4/ What lessons would you take away from Ireland when it comes to deployment and practice of oral history?

“Ireland in its current state is a relatively new country (the Irish Free State was founded in 1922 and became independent in 1949). When decolonising Irish history, oral history was an important tool for recording its own stories and identities. Oral history remains popular, especially where people feel their history is seen as less important. I think the popularity of oral history in Ireland has come from a bottom-up perspective, then and now. There are many groups initiating their own projects and there are more educational opportunities in oral history in Ireland for all kinds of people at different levels. Many libraries in Ireland facilitate their collection and record-keeping, making the projects and practices more accessible. The Oral History Association of Ireland, of which I am still a member, promotes oral history from a bottom-up approach. This works very well and is very empowering, and I think ‘Sprekende Geschiedenis’ could very well continue this in the Dutch-speaking areas.” 


5/ As an archivist you have also been involved in communities in Rotterdam, a question that often comes up is; how do you involve communities in your archive? What are your thoughts on this?

“An archive is not a library or museum, it’s not a place you just go to and that’s why it might not be on people’s map or they might think the archive is not for them. It is often seen as a place where old objects and documents are kept. Making it clear what a role of an archive is and what role it plays in a city is the first thing to do. Once that is done, it is easier to explain why people would want to hand over their material to an archive. When people understand that we value their material and contributions, they are much more open to working with the archive and it becomes easier to get them involved.


It is of course a long-term process, which is reflected in the archive’s mission/vision, the acquisition policy and the work done by the acquisition team. For me, it has been useful to work with other parties in the city, such as DIG IT UP, because they have a wider network and different contacts that groups trust more than a government agency. To engage different groups of communities, it works best to offer clear frameworks and tools in addition to working together, so they don’t have to reinvent the wheel for every project.
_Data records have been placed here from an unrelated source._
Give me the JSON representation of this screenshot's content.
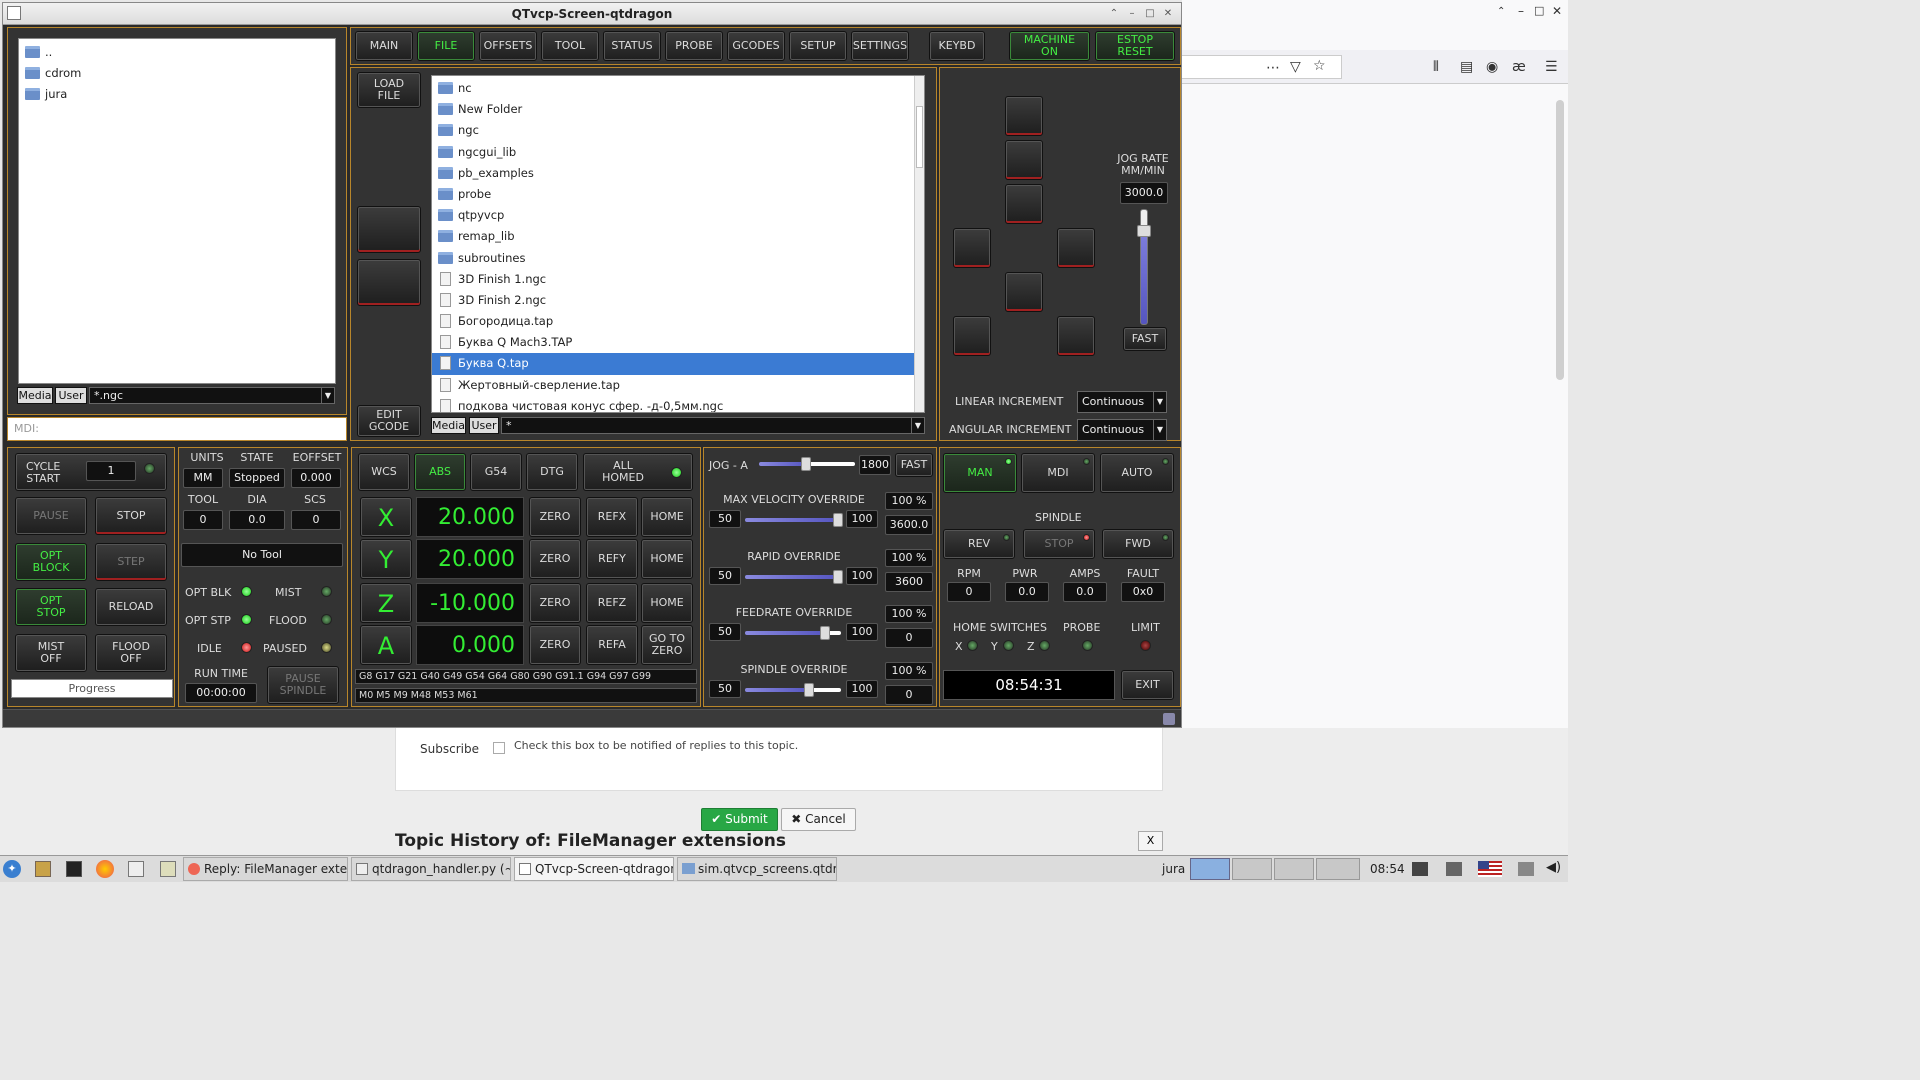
{
  "window_title": "QTvcp-Screen-qtdragon",
  "top_tabs": [
    "MAIN",
    "FILE",
    "OFFSETS",
    "TOOL",
    "STATUS",
    "PROBE",
    "GCODES",
    "SETUP",
    "SETTINGS"
  ],
  "keybd": "KEYBD",
  "machine_on": "MACHINE\nON",
  "estop_reset": "ESTOP\nRESET",
  "left_browser": {
    "items": [
      "..",
      "cdrom",
      "jura"
    ],
    "media": "Media",
    "user": "User",
    "filter": "*.ngc",
    "mdi_placeholder": "MDI:"
  },
  "file_panel": {
    "load_file": "LOAD\nFILE",
    "edit_gcode": "EDIT\nGCODE",
    "items": [
      {
        "name": "nc",
        "type": "folder"
      },
      {
        "name": "New Folder",
        "type": "folder"
      },
      {
        "name": "ngc",
        "type": "folder"
      },
      {
        "name": "ngcgui_lib",
        "type": "folder"
      },
      {
        "name": "pb_examples",
        "type": "folder"
      },
      {
        "name": "probe",
        "type": "folder"
      },
      {
        "name": "qtpyvcp",
        "type": "folder"
      },
      {
        "name": "remap_lib",
        "type": "folder"
      },
      {
        "name": "subroutines",
        "type": "folder"
      },
      {
        "name": "3D Finish 1.ngc",
        "type": "file"
      },
      {
        "name": "3D Finish 2.ngc",
        "type": "file"
      },
      {
        "name": "Богородица.tap",
        "type": "file"
      },
      {
        "name": "Буква Q Mach3.TAP",
        "type": "file"
      },
      {
        "name": "Буква Q.tap",
        "type": "file",
        "selected": true
      },
      {
        "name": "Жертовный-сверление.tap",
        "type": "file"
      },
      {
        "name": "подкова чистовая конус сфер. -д-0,5мм.ngc",
        "type": "file"
      }
    ],
    "media": "Media",
    "user": "User",
    "filter": "*"
  },
  "jog": {
    "jog_rate_label": "JOG RATE\nMM/MIN",
    "jog_rate_value": "3000.0",
    "fast": "FAST",
    "linear_increment_label": "LINEAR INCREMENT",
    "linear_increment_value": "Continuous",
    "angular_increment_label": "ANGULAR INCREMENT",
    "angular_increment_value": "Continuous"
  },
  "cycle": {
    "cycle_start": "CYCLE\nSTART",
    "cycle_count": "1",
    "pause": "PAUSE",
    "stop": "STOP",
    "opt_block": "OPT\nBLOCK",
    "step": "STEP",
    "opt_stop": "OPT\nSTOP",
    "reload": "RELOAD",
    "mist_off": "MIST\nOFF",
    "flood_off": "FLOOD\nOFF",
    "progress": "Progress"
  },
  "status": {
    "units_label": "UNITS",
    "units": "MM",
    "state_label": "STATE",
    "state": "Stopped",
    "eoffset_label": "EOFFSET",
    "eoffset": "0.000",
    "tool_label": "TOOL",
    "tool": "0",
    "dia_label": "DIA",
    "dia": "0.0",
    "scs_label": "SCS",
    "scs": "0",
    "tool_desc": "No Tool",
    "opt_blk": "OPT BLK",
    "mist": "MIST",
    "opt_stp": "OPT STP",
    "flood": "FLOOD",
    "idle": "IDLE",
    "paused": "PAUSED",
    "run_time_label": "RUN TIME",
    "run_time": "00:00:00",
    "pause_spindle": "PAUSE\nSPINDLE"
  },
  "dro": {
    "wcs": "WCS",
    "abs": "ABS",
    "g54": "G54",
    "dtg": "DTG",
    "all_homed": "ALL\nHOMED",
    "axes": [
      {
        "axis": "X",
        "value": "20.000",
        "ref": "REFX",
        "home": "HOME"
      },
      {
        "axis": "Y",
        "value": "20.000",
        "ref": "REFY",
        "home": "HOME"
      },
      {
        "axis": "Z",
        "value": "-10.000",
        "ref": "REFZ",
        "home": "HOME"
      },
      {
        "axis": "A",
        "value": "0.000",
        "ref": "REFA",
        "home": "GO TO\nZERO"
      }
    ],
    "zero": "ZERO",
    "gcodes": "G8 G17 G21 G40 G49 G54 G64 G80 G90 G91.1 G94 G97 G99",
    "mcodes": "M0 M5 M9 M48 M53 M61"
  },
  "overrides": {
    "jog_a_label": "JOG - A",
    "jog_a_value": "1800",
    "jog_a_fast": "FAST",
    "max_vel_label": "MAX VELOCITY OVERRIDE",
    "max_vel_pct": "100 %",
    "max_vel_val": "3600.0",
    "rapid_label": "RAPID OVERRIDE",
    "rapid_pct": "100 %",
    "rapid_val": "3600",
    "feed_label": "FEEDRATE OVERRIDE",
    "feed_pct": "100 %",
    "feed_val": "0",
    "spindle_label": "SPINDLE OVERRIDE",
    "spindle_pct": "100 %",
    "spindle_val": "0",
    "min": "50",
    "max": "100"
  },
  "mode": {
    "man": "MAN",
    "mdi": "MDI",
    "auto": "AUTO",
    "spindle_label": "SPINDLE",
    "rev": "REV",
    "stop": "STOP",
    "fwd": "FWD",
    "rpm_label": "RPM",
    "rpm": "0",
    "pwr_label": "PWR",
    "pwr": "0.0",
    "amps_label": "AMPS",
    "amps": "0.0",
    "fault_label": "FAULT",
    "fault": "0x0",
    "home_switches": "HOME SWITCHES",
    "probe": "PROBE",
    "limit": "LIMIT",
    "x": "X",
    "y": "Y",
    "z": "Z",
    "clock": "08:54:31",
    "exit": "EXIT"
  },
  "forum": {
    "subscribe": "Subscribe",
    "subscribe_text": "Check this box to be notified of replies to this topic.",
    "submit": "Submit",
    "cancel": "Cancel",
    "topic_history": "Topic History of: FileManager extensions",
    "close": "X"
  },
  "taskbar": {
    "items": [
      "Reply: FileManager exte...",
      "qtdragon_handler.py (~...",
      "QTvcp-Screen-qtdragon",
      "sim.qtvcp_screens.qtdr..."
    ],
    "user": "jura",
    "time": "08:54"
  }
}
But also engaging with communities on how they want their material to be shared makes our work a lot more accessible and transparent.”


On the ‘Sprekende geschiedenis’ Forum, Marie Claire provides practical and useful tips for when you want to file your oral history material with an archive from an association or community. Check out the tips here, and join the discussion!